**** Task inputs
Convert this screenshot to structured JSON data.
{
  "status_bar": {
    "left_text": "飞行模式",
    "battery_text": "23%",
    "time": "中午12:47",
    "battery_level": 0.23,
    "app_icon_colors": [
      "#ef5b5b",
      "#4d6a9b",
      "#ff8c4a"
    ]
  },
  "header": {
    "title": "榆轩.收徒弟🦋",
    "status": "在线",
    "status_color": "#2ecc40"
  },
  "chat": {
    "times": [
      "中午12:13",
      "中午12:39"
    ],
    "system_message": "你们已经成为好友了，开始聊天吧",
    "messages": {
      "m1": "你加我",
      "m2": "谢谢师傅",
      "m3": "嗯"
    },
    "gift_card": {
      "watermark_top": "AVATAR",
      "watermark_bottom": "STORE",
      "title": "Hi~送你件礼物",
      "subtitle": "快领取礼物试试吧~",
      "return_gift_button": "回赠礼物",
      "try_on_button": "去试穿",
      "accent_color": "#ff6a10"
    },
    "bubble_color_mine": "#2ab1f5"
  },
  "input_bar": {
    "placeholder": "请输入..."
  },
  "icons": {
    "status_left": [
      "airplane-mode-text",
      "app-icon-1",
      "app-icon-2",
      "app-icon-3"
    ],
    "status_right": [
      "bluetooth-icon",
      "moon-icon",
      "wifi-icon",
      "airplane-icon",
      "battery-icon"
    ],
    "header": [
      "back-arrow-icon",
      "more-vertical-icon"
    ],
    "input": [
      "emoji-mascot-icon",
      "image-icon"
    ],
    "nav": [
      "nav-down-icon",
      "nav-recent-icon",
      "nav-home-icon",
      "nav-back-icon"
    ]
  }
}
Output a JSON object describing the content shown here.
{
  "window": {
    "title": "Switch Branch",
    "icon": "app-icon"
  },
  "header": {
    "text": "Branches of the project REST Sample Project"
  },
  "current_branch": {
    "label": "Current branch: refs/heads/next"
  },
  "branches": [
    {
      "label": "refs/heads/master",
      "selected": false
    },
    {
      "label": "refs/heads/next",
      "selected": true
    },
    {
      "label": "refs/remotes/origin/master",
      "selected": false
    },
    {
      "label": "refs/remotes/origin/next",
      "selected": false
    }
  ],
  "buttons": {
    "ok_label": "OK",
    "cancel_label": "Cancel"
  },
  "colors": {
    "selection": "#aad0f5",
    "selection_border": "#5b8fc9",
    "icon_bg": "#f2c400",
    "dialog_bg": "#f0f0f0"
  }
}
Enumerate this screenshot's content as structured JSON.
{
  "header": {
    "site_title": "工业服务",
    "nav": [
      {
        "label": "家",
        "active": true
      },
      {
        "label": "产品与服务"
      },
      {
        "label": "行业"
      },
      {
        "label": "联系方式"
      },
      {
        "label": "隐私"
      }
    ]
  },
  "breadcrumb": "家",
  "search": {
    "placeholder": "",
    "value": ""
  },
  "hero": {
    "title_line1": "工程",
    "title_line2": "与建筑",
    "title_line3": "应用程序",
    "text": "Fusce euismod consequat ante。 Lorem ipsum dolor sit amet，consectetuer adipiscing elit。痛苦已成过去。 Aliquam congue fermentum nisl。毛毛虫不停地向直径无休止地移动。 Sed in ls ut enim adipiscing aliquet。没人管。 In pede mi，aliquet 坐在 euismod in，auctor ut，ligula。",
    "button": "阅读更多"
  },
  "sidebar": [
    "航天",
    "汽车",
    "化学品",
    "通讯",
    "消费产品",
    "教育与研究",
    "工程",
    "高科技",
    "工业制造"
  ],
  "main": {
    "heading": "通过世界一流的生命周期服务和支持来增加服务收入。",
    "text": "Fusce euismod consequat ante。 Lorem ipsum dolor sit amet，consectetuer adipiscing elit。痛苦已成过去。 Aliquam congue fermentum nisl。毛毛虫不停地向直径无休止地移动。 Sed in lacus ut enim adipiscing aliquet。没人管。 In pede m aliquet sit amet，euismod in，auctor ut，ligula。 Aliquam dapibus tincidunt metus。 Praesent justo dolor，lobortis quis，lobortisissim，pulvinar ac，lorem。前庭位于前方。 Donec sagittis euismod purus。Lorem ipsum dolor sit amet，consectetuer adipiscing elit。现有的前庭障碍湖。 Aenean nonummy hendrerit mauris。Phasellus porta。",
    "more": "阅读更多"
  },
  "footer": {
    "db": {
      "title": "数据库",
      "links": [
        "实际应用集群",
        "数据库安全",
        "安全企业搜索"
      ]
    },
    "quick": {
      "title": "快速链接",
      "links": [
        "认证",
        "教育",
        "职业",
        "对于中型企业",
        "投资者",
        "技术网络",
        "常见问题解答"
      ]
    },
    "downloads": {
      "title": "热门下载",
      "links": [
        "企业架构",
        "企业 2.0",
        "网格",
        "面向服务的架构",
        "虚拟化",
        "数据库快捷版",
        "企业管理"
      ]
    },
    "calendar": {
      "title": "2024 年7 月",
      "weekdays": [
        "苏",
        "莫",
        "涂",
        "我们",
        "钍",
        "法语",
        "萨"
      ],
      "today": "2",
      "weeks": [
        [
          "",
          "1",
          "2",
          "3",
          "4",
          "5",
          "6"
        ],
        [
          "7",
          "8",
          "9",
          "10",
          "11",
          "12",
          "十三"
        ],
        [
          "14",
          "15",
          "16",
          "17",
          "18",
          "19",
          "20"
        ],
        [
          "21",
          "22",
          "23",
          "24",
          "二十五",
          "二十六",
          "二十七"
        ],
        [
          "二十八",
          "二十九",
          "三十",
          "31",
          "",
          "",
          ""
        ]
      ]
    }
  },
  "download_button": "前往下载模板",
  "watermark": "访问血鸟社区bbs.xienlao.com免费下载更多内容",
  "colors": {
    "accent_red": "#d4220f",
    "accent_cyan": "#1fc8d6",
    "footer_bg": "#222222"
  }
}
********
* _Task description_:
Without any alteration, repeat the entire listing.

* _Exercise solution_:
Convert this screenshot to structured JSON data.
{
  "status_bar": {
    "left_text": "飞行模式",
    "battery_text": "23%",
    "time": "中午12:47",
    "battery_level": 0.23,
    "app_icon_colors": [
      "#ef5b5b",
      "#4d6a9b",
      "#ff8c4a"
    ]
  },
  "header": {
    "title": "榆轩.收徒弟🦋",
    "status": "在线",
    "status_color": "#2ecc40"
  },
  "chat": {
    "times": [
      "中午12:13",
      "中午12:39"
    ],
    "system_message": "你们已经成为好友了，开始聊天吧",
    "messages": {
      "m1": "你加我",
      "m2": "谢谢师傅",
      "m3": "嗯"
    },
    "gift_card": {
      "watermark_top": "AVATAR",
      "watermark_bottom": "STORE",
      "title": "Hi~送你件礼物",
      "subtitle": "快领取礼物试试吧~",
      "return_gift_button": "回赠礼物",
      "try_on_button": "去试穿",
      "accent_color": "#ff6a10"
    },
    "bubble_color_mine": "#2ab1f5"
  },
  "input_bar": {
    "placeholder": "请输入..."
  },
  "icons": {
    "status_left": [
      "airplane-mode-text",
      "app-icon-1",
      "app-icon-2",
      "app-icon-3"
    ],
    "status_right": [
      "bluetooth-icon",
      "moon-icon",
      "wifi-icon",
      "airplane-icon",
      "battery-icon"
    ],
    "header": [
      "back-arrow-icon",
      "more-vertical-icon"
    ],
    "input": [
      "emoji-mascot-icon",
      "image-icon"
    ],
    "nav": [
      "nav-down-icon",
      "nav-recent-icon",
      "nav-home-icon",
      "nav-back-icon"
    ]
  }
}
Output a JSON object describing the content shown here.
{
  "window": {
    "title": "Switch Branch",
    "icon": "app-icon"
  },
  "header": {
    "text": "Branches of the project REST Sample Project"
  },
  "current_branch": {
    "label": "Current branch: refs/heads/next"
  },
  "branches": [
    {
      "label": "refs/heads/master",
      "selected": false
    },
    {
      "label": "refs/heads/next",
      "selected": true
    },
    {
      "label": "refs/remotes/origin/master",
      "selected": false
    },
    {
      "label": "refs/remotes/origin/next",
      "selected": false
    }
  ],
  "buttons": {
    "ok_label": "OK",
    "cancel_label": "Cancel"
  },
  "colors": {
    "selection": "#aad0f5",
    "selection_border": "#5b8fc9",
    "icon_bg": "#f2c400",
    "dialog_bg": "#f0f0f0"
  }
}
Enumerate this screenshot's content as structured JSON.
{
  "header": {
    "site_title": "工业服务",
    "nav": [
      {
        "label": "家",
        "active": true
      },
      {
        "label": "产品与服务"
      },
      {
        "label": "行业"
      },
      {
        "label": "联系方式"
      },
      {
        "label": "隐私"
      }
    ]
  },
  "breadcrumb": "家",
  "search": {
    "placeholder": "",
    "value": ""
  },
  "hero": {
    "title_line1": "工程",
    "title_line2": "与建筑",
    "title_line3": "应用程序",
    "text": "Fusce euismod consequat ante。 Lorem ipsum dolor sit amet，consectetuer adipiscing elit。痛苦已成过去。 Aliquam congue fermentum nisl。毛毛虫不停地向直径无休止地移动。 Sed in ls ut enim adipiscing aliquet。没人管。 In pede mi，aliquet 坐在 euismod in，auctor ut，ligula。",
    "button": "阅读更多"
  },
  "sidebar": [
    "航天",
    "汽车",
    "化学品",
    "通讯",
    "消费产品",
    "教育与研究",
    "工程",
    "高科技",
    "工业制造"
  ],
  "main": {
    "heading": "通过世界一流的生命周期服务和支持来增加服务收入。",
    "text": "Fusce euismod consequat ante。 Lorem ipsum dolor sit amet，consectetuer adipiscing elit。痛苦已成过去。 Aliquam congue fermentum nisl。毛毛虫不停地向直径无休止地移动。 Sed in lacus ut enim adipiscing aliquet。没人管。 In pede m aliquet sit amet，euismod in，auctor ut，ligula。 Aliquam dapibus tincidunt metus。 Praesent justo dolor，lobortis quis，lobortisissim，pulvinar ac，lorem。前庭位于前方。 Donec sagittis euismod purus。Lorem ipsum dolor sit amet，consectetuer adipiscing elit。现有的前庭障碍湖。 Aenean nonummy hendrerit mauris。Phasellus porta。",
    "more": "阅读更多"
  },
  "footer": {
    "db": {
      "title": "数据库",
      "links": [
        "实际应用集群",
        "数据库安全",
        "安全企业搜索"
      ]
    },
    "quick": {
      "title": "快速链接",
      "links": [
        "认证",
        "教育",
        "职业",
        "对于中型企业",
        "投资者",
        "技术网络",
        "常见问题解答"
      ]
    },
    "downloads": {
      "title": "热门下载",
      "links": [
        "企业架构",
        "企业 2.0",
        "网格",
        "面向服务的架构",
        "虚拟化",
        "数据库快捷版",
        "企业管理"
      ]
    },
    "calendar": {
      "title": "2024 年7 月",
      "weekdays": [
        "苏",
        "莫",
        "涂",
        "我们",
        "钍",
        "法语",
        "萨"
      ],
      "today": "2",
      "weeks": [
        [
          "",
          "1",
          "2",
          "3",
          "4",
          "5",
          "6"
        ],
        [
          "7",
          "8",
          "9",
          "10",
          "11",
          "12",
          "十三"
        ],
        [
          "14",
          "15",
          "16",
          "17",
          "18",
          "19",
          "20"
        ],
        [
          "21",
          "22",
          "23",
          "24",
          "二十五",
          "二十六",
          "二十七"
        ],
        [
          "二十八",
          "二十九",
          "三十",
          "31",
          "",
          "",
          ""
        ]
      ]
    }
  },
  "download_button": "前往下载模板",
  "watermark": "访问血鸟社区bbs.xienlao.com免费下载更多内容",
  "colors": {
    "accent_red": "#d4220f",
    "accent_cyan": "#1fc8d6",
    "footer_bg": "#222222"
  }
}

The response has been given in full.